Home between 1749 and 1764 to artist and social commentator William Hogarth, this small house displays his caricatures and engravings, with such works as the haunting Gin Lane (and the less well-known, more affirmative Beer Street), Marriage-à-la-mode and copies of A Rake’s Progress and The Four Stages of Cruelty.
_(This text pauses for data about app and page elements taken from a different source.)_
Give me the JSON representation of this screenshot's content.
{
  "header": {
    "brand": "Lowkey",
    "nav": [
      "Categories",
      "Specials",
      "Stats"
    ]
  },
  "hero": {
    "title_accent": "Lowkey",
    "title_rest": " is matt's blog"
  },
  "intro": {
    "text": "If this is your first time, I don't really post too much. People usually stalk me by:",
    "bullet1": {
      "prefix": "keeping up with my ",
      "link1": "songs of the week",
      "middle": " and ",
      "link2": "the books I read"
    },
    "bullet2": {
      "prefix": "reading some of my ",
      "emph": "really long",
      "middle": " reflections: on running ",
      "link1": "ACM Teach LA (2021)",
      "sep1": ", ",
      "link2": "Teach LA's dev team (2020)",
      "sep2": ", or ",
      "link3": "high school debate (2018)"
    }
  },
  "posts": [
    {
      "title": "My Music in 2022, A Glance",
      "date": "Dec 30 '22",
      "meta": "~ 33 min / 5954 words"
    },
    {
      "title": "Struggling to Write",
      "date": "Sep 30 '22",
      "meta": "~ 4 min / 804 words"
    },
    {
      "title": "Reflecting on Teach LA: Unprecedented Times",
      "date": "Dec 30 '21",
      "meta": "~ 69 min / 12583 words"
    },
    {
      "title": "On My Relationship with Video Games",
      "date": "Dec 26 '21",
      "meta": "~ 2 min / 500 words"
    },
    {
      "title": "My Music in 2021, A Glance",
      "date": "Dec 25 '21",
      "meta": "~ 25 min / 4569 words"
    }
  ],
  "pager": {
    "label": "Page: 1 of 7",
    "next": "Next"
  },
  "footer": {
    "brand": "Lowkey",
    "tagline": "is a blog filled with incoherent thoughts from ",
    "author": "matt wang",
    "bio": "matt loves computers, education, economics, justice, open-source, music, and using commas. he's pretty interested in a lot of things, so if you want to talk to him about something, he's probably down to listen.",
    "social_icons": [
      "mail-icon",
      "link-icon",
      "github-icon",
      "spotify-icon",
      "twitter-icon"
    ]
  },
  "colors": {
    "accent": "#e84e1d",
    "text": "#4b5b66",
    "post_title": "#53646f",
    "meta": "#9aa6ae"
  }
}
The low ceiling of the narrow staircase is a head-bumping reminder that the Sergeant Painter to the King was under 5ft tall at full stretch. The house was bombed by the Luftwaffe in 1940, but the artist's mulberry tree survived and still flourishes in the garden (which would be a quiet retreat were it not for the roaring dual carriageway beyond the wall), accompanied by daffodils in spring. Prints and postcards are available from the downstairs shop. At the time of writing, the grounds were closed for building works, but the house itself remains open.